**Exercise aim**
Filter these records by the string "JSON", copying each line that holds it.

**The input**
[Start of Attachment]

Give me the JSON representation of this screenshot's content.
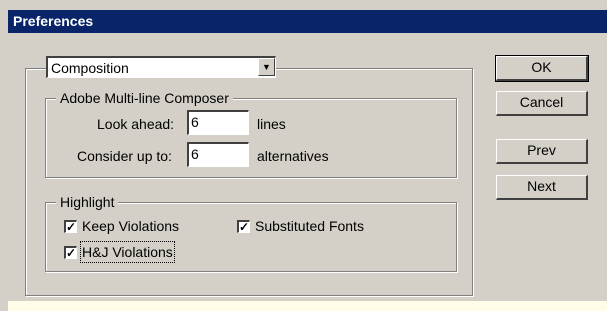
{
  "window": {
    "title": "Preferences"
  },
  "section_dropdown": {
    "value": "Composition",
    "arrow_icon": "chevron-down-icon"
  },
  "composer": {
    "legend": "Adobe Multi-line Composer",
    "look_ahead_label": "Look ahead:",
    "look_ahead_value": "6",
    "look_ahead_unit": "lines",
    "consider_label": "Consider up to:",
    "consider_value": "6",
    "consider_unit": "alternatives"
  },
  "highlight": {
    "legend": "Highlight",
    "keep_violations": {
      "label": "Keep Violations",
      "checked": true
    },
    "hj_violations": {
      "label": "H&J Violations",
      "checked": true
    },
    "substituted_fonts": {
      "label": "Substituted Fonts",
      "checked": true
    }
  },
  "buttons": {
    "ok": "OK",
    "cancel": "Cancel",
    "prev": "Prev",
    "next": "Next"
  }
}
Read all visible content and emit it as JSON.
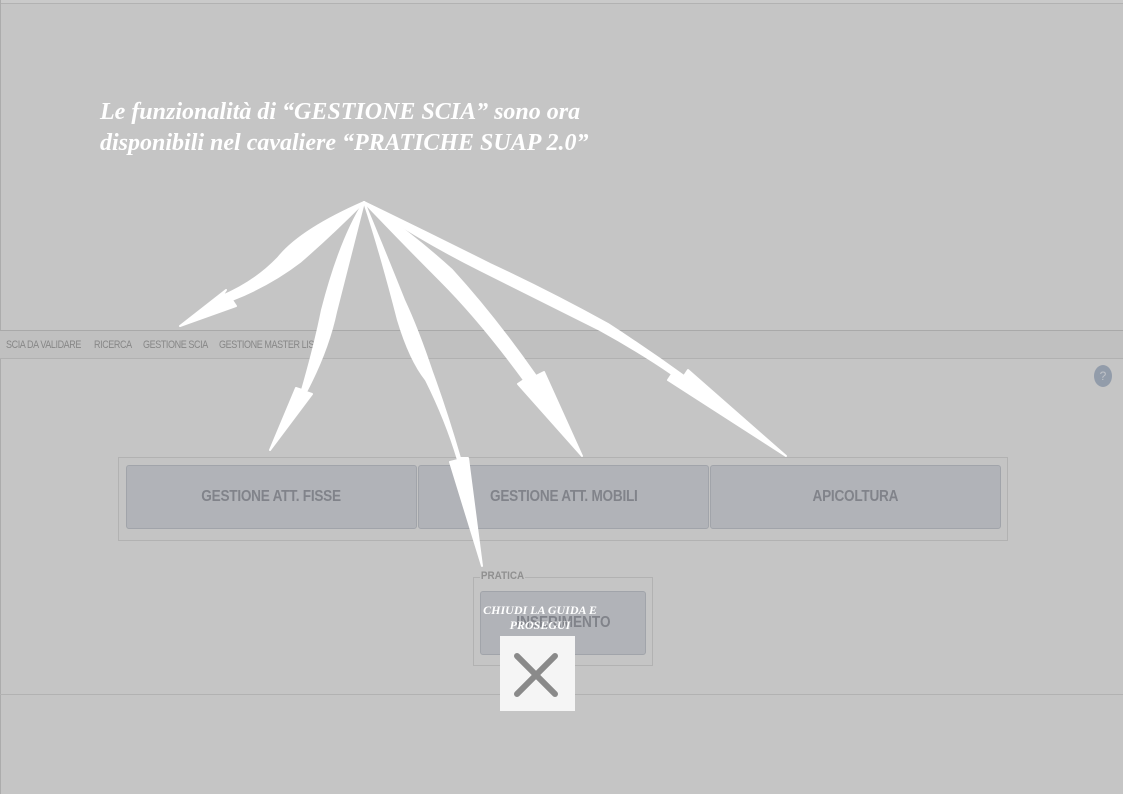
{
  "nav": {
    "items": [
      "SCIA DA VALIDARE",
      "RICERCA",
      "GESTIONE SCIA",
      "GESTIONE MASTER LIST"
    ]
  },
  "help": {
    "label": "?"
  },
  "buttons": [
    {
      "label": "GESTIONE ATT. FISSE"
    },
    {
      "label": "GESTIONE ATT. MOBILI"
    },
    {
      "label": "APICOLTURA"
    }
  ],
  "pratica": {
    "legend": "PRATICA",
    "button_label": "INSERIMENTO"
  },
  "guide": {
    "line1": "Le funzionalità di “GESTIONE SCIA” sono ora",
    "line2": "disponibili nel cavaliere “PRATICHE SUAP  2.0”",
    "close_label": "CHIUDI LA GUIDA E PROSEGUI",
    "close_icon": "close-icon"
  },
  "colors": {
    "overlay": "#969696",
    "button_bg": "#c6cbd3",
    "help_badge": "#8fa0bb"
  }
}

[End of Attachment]
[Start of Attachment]

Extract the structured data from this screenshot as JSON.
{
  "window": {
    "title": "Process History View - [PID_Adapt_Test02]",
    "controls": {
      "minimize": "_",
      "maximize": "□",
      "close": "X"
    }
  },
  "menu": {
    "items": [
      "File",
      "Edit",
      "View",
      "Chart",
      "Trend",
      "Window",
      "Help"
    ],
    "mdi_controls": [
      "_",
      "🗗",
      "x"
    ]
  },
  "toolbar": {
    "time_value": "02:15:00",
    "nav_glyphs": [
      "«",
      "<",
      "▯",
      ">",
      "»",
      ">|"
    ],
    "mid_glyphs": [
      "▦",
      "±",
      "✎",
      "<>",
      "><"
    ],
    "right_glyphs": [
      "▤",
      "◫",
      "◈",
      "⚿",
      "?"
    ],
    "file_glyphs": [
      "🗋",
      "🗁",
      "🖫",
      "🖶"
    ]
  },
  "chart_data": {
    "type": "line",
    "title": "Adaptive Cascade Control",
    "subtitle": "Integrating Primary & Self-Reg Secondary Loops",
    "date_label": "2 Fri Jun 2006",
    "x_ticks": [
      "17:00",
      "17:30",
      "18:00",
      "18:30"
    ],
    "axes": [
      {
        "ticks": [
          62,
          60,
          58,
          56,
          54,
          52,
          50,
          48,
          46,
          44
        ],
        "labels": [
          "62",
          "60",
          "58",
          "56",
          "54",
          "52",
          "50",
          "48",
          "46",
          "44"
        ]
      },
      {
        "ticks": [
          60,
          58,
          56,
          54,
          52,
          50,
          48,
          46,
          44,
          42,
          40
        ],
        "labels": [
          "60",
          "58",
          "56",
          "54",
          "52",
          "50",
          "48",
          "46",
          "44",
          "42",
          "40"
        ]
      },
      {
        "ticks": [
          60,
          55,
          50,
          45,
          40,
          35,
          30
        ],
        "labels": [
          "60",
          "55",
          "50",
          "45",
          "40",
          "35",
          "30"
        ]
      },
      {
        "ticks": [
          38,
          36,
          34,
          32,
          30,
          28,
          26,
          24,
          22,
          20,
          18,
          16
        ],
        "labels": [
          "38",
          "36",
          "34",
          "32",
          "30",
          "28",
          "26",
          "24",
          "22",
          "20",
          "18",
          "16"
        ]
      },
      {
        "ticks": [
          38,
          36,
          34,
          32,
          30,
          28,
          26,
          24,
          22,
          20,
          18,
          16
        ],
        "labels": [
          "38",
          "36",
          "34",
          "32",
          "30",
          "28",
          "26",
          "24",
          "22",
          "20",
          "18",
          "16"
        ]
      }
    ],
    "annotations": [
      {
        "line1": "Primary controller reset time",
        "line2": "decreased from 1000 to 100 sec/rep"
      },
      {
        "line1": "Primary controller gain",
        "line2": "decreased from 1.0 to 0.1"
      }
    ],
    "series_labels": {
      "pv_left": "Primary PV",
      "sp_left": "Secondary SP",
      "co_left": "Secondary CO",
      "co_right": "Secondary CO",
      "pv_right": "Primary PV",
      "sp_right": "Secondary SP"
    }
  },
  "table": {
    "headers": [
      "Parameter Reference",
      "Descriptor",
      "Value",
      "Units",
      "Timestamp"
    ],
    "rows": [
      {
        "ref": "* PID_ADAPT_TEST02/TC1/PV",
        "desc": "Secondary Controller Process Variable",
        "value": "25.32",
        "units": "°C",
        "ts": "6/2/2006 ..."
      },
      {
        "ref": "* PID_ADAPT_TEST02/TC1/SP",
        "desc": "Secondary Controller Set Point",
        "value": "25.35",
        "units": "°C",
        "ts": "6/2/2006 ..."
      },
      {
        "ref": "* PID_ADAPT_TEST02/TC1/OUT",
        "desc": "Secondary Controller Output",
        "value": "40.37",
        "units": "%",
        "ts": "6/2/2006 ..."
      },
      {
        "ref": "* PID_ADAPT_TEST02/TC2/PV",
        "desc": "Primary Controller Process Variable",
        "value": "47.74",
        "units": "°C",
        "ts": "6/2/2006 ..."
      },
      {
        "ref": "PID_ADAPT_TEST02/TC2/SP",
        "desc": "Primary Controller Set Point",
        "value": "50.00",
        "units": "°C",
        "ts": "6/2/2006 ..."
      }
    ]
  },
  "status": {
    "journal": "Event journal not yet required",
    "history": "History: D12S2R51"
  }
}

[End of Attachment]

**Response to the task**
Give me the JSON representation of this screenshot's content.
Read all visible content and emit it as JSON.
Extract the structured data from this screenshot as JSON.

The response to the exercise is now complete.